** Opening DATA PROVIDED block **
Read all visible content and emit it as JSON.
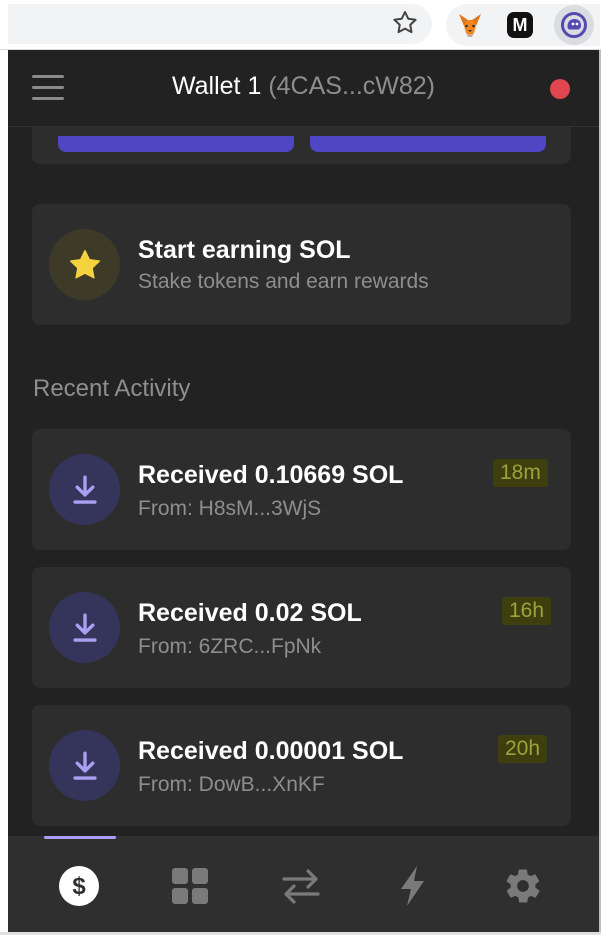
{
  "browser": {
    "bookmark_icon": "star-outline-icon",
    "extensions": [
      "metamask-fox-icon",
      "m-extension-icon",
      "phantom-ghost-icon"
    ],
    "extension_m_label": "M"
  },
  "header": {
    "wallet_name": "Wallet 1",
    "wallet_address": "(4CAS...cW82)",
    "menu_icon": "hamburger-menu-icon",
    "status_color": "#e0464f"
  },
  "earn": {
    "title": "Start earning SOL",
    "subtitle": "Stake tokens and earn rewards",
    "icon": "star-icon"
  },
  "recent_activity": {
    "title": "Recent Activity",
    "items": [
      {
        "title": "Received 0.10669 SOL",
        "from": "From: H8sM...3WjS",
        "time": "18m"
      },
      {
        "title": "Received 0.02 SOL",
        "from": "From: 6ZRC...FpNk",
        "time": "16h"
      },
      {
        "title": "Received 0.00001 SOL",
        "from": "From: DowB...XnKF",
        "time": "20h"
      }
    ]
  },
  "tabs": [
    {
      "id": "wallet",
      "icon": "dollar-icon",
      "active": true
    },
    {
      "id": "collectibles",
      "icon": "grid-icon",
      "active": false
    },
    {
      "id": "swap",
      "icon": "swap-arrows-icon",
      "active": false
    },
    {
      "id": "activity",
      "icon": "lightning-icon",
      "active": false
    },
    {
      "id": "settings",
      "icon": "gear-icon",
      "active": false
    }
  ],
  "colors": {
    "accent": "#ab9ff2",
    "button": "#4f46c4",
    "background": "#222222",
    "card": "#2d2d2d",
    "highlight": "#3e3f0e"
  }
}
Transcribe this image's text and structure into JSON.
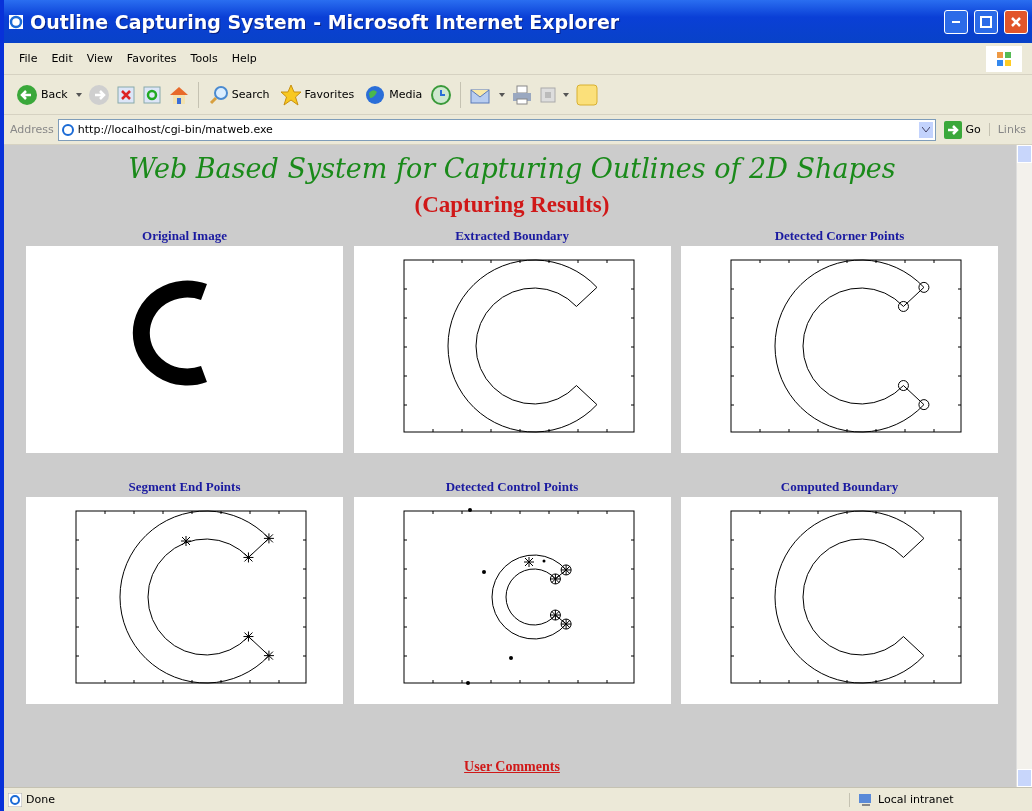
{
  "window": {
    "title": "Outline Capturing System - Microsoft Internet Explorer"
  },
  "menu": [
    "File",
    "Edit",
    "View",
    "Favorites",
    "Tools",
    "Help"
  ],
  "toolbar": {
    "back_label": "Back",
    "search_label": "Search",
    "favorites_label": "Favorites",
    "media_label": "Media"
  },
  "address_bar": {
    "label": "Address",
    "url": "http://localhost/cgi-bin/matweb.exe",
    "go_label": "Go",
    "links_label": "Links"
  },
  "page": {
    "heading": "Web Based  System for Capturing Outlines of 2D Shapes",
    "subheading": "(Capturing Results)",
    "panels": [
      {
        "caption": "Original Image",
        "kind": "original"
      },
      {
        "caption": "Extracted Boundary",
        "kind": "boundary"
      },
      {
        "caption": "Detected Corner Points",
        "kind": "corners"
      },
      {
        "caption": "Segment End Points",
        "kind": "endpoints"
      },
      {
        "caption": "Detected Control Points",
        "kind": "control"
      },
      {
        "caption": "Computed Boundary",
        "kind": "computed"
      }
    ],
    "link": "User Comments"
  },
  "status_bar": {
    "text": "Done",
    "zone": "Local intranet"
  }
}
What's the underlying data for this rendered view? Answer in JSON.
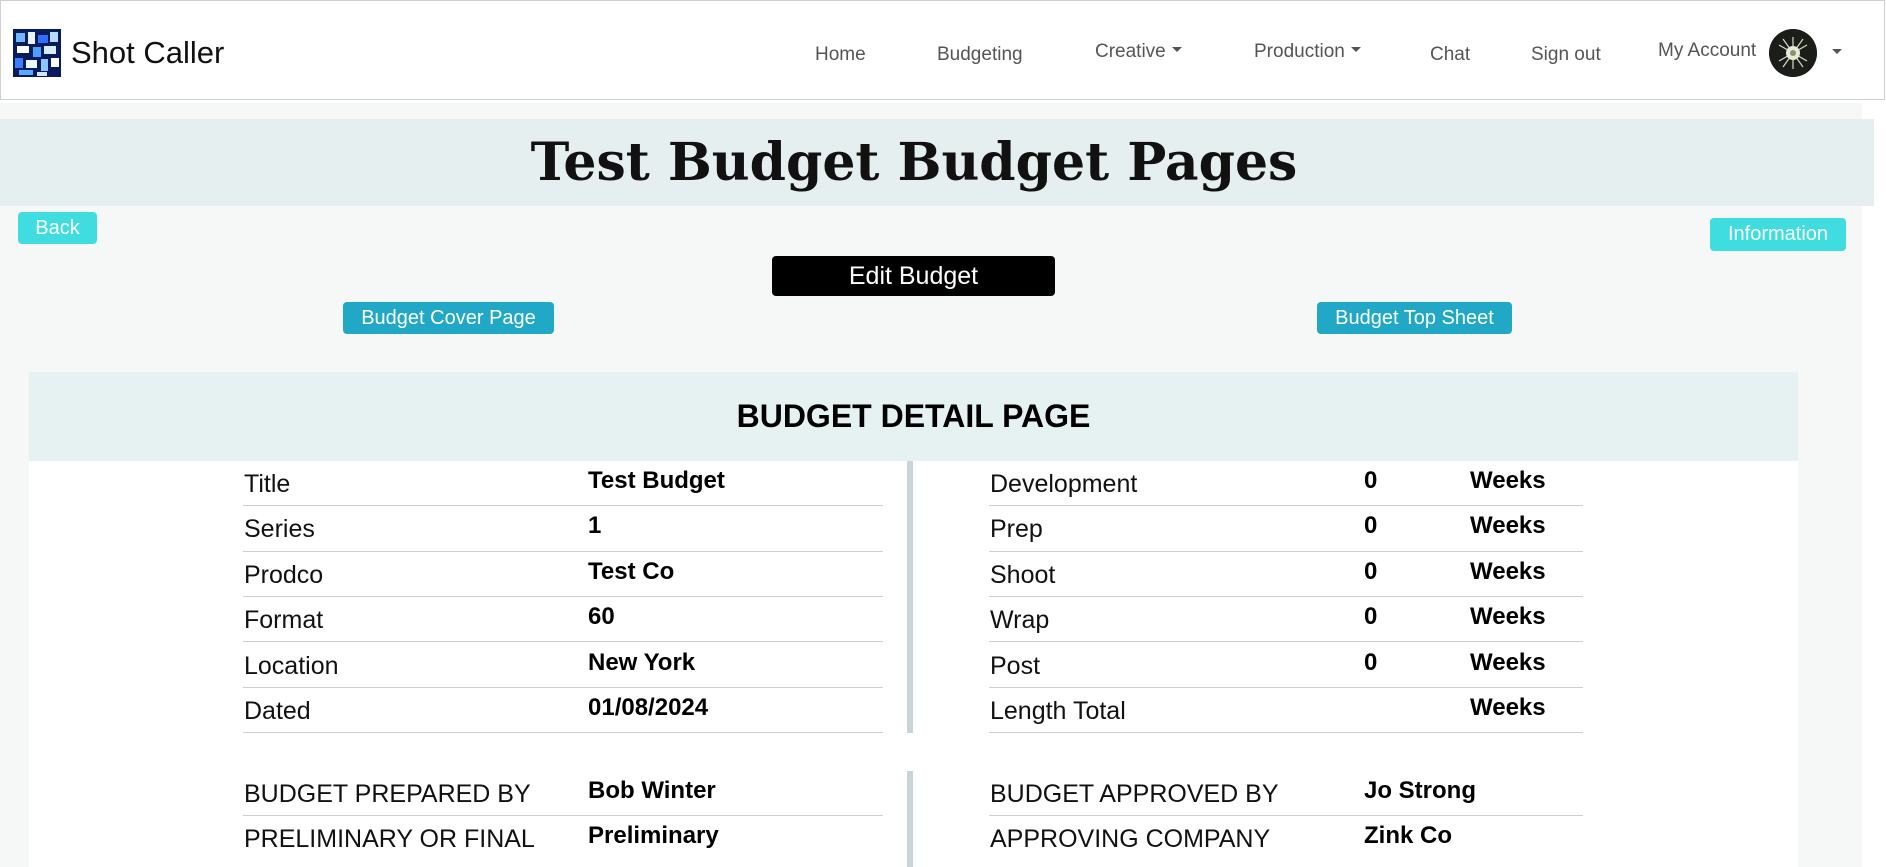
{
  "navbar": {
    "brand": "Shot Caller",
    "links": {
      "home": "Home",
      "budgeting": "Budgeting",
      "creative": "Creative",
      "production": "Production",
      "chat": "Chat",
      "signout": "Sign out",
      "account": "My Account"
    }
  },
  "page": {
    "title": "Test Budget Budget Pages",
    "back": "Back",
    "information": "Information",
    "edit_budget": "Edit Budget",
    "cover_page": "Budget Cover Page",
    "top_sheet": "Budget Top Sheet"
  },
  "detail": {
    "heading": "BUDGET DETAIL PAGE",
    "left_rows": [
      {
        "label": "Title",
        "value": "Test Budget"
      },
      {
        "label": "Series",
        "value": "1"
      },
      {
        "label": "Prodco",
        "value": "Test Co"
      },
      {
        "label": "Format",
        "value": "60"
      },
      {
        "label": "Location",
        "value": "New York"
      },
      {
        "label": "Dated",
        "value": "01/08/2024"
      }
    ],
    "right_rows": [
      {
        "label": "Development",
        "value": "0",
        "unit": "Weeks"
      },
      {
        "label": "Prep",
        "value": "0",
        "unit": "Weeks"
      },
      {
        "label": "Shoot",
        "value": "0",
        "unit": "Weeks"
      },
      {
        "label": "Wrap",
        "value": "0",
        "unit": "Weeks"
      },
      {
        "label": "Post",
        "value": "0",
        "unit": "Weeks"
      },
      {
        "label": "Length Total",
        "value": "",
        "unit": "Weeks"
      }
    ],
    "left_bottom": [
      {
        "label": "BUDGET PREPARED BY",
        "value": "Bob Winter"
      },
      {
        "label": "PRELIMINARY OR FINAL",
        "value": "Preliminary"
      }
    ],
    "right_bottom": [
      {
        "label": "BUDGET APPROVED BY",
        "value": "Jo Strong"
      },
      {
        "label": "APPROVING COMPANY",
        "value": "Zink Co"
      }
    ]
  }
}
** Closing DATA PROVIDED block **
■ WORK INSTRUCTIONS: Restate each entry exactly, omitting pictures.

■ EXERCISE ANSWER:
Read all visible content and emit it as JSON.
{
  "browser": {
    "bookmark_icon": "star-outline-icon",
    "extensions": [
      "metamask-fox-icon",
      "m-extension-icon",
      "phantom-ghost-icon"
    ],
    "extension_m_label": "M"
  },
  "header": {
    "wallet_name": "Wallet 1",
    "wallet_address": "(4CAS...cW82)",
    "menu_icon": "hamburger-menu-icon",
    "status_color": "#e0464f"
  },
  "earn": {
    "title": "Start earning SOL",
    "subtitle": "Stake tokens and earn rewards",
    "icon": "star-icon"
  },
  "recent_activity": {
    "title": "Recent Activity",
    "items": [
      {
        "title": "Received 0.10669 SOL",
        "from": "From: H8sM...3WjS",
        "time": "18m"
      },
      {
        "title": "Received 0.02 SOL",
        "from": "From: 6ZRC...FpNk",
        "time": "16h"
      },
      {
        "title": "Received 0.00001 SOL",
        "from": "From: DowB...XnKF",
        "time": "20h"
      }
    ]
  },
  "tabs": [
    {
      "id": "wallet",
      "icon": "dollar-icon",
      "active": true
    },
    {
      "id": "collectibles",
      "icon": "grid-icon",
      "active": false
    },
    {
      "id": "swap",
      "icon": "swap-arrows-icon",
      "active": false
    },
    {
      "id": "activity",
      "icon": "lightning-icon",
      "active": false
    },
    {
      "id": "settings",
      "icon": "gear-icon",
      "active": false
    }
  ],
  "colors": {
    "accent": "#ab9ff2",
    "button": "#4f46c4",
    "background": "#222222",
    "card": "#2d2d2d",
    "highlight": "#3e3f0e"
  }
}
Transcribe this image's text and structure into JSON.
{
  "window": {
    "title": "Outline Capturing System - Microsoft Internet Explorer"
  },
  "menu": [
    "File",
    "Edit",
    "View",
    "Favorites",
    "Tools",
    "Help"
  ],
  "toolbar": {
    "back_label": "Back",
    "search_label": "Search",
    "favorites_label": "Favorites",
    "media_label": "Media"
  },
  "address_bar": {
    "label": "Address",
    "url": "http://localhost/cgi-bin/matweb.exe",
    "go_label": "Go",
    "links_label": "Links"
  },
  "page": {
    "heading": "Web Based  System for Capturing Outlines of 2D Shapes",
    "subheading": "(Capturing Results)",
    "panels": [
      {
        "caption": "Original Image",
        "kind": "original"
      },
      {
        "caption": "Extracted Boundary",
        "kind": "boundary"
      },
      {
        "caption": "Detected Corner Points",
        "kind": "corners"
      },
      {
        "caption": "Segment End Points",
        "kind": "endpoints"
      },
      {
        "caption": "Detected Control Points",
        "kind": "control"
      },
      {
        "caption": "Computed Boundary",
        "kind": "computed"
      }
    ],
    "link": "User Comments"
  },
  "status_bar": {
    "text": "Done",
    "zone": "Local intranet"
  }
}
What's the underlying data for this rendered view? Answer in JSON.
{
  "navbar": {
    "brand": "Shot Caller",
    "links": {
      "home": "Home",
      "budgeting": "Budgeting",
      "creative": "Creative",
      "production": "Production",
      "chat": "Chat",
      "signout": "Sign out",
      "account": "My Account"
    }
  },
  "page": {
    "title": "Test Budget Budget Pages",
    "back": "Back",
    "information": "Information",
    "edit_budget": "Edit Budget",
    "cover_page": "Budget Cover Page",
    "top_sheet": "Budget Top Sheet"
  },
  "detail": {
    "heading": "BUDGET DETAIL PAGE",
    "left_rows": [
      {
        "label": "Title",
        "value": "Test Budget"
      },
      {
        "label": "Series",
        "value": "1"
      },
      {
        "label": "Prodco",
        "value": "Test Co"
      },
      {
        "label": "Format",
        "value": "60"
      },
      {
        "label": "Location",
        "value": "New York"
      },
      {
        "label": "Dated",
        "value": "01/08/2024"
      }
    ],
    "right_rows": [
      {
        "label": "Development",
        "value": "0",
        "unit": "Weeks"
      },
      {
        "label": "Prep",
        "value": "0",
        "unit": "Weeks"
      },
      {
        "label": "Shoot",
        "value": "0",
        "unit": "Weeks"
      },
      {
        "label": "Wrap",
        "value": "0",
        "unit": "Weeks"
      },
      {
        "label": "Post",
        "value": "0",
        "unit": "Weeks"
      },
      {
        "label": "Length Total",
        "value": "",
        "unit": "Weeks"
      }
    ],
    "left_bottom": [
      {
        "label": "BUDGET PREPARED BY",
        "value": "Bob Winter"
      },
      {
        "label": "PRELIMINARY OR FINAL",
        "value": "Preliminary"
      }
    ],
    "right_bottom": [
      {
        "label": "BUDGET APPROVED BY",
        "value": "Jo Strong"
      },
      {
        "label": "APPROVING COMPANY",
        "value": "Zink Co"
      }
    ]
  }
}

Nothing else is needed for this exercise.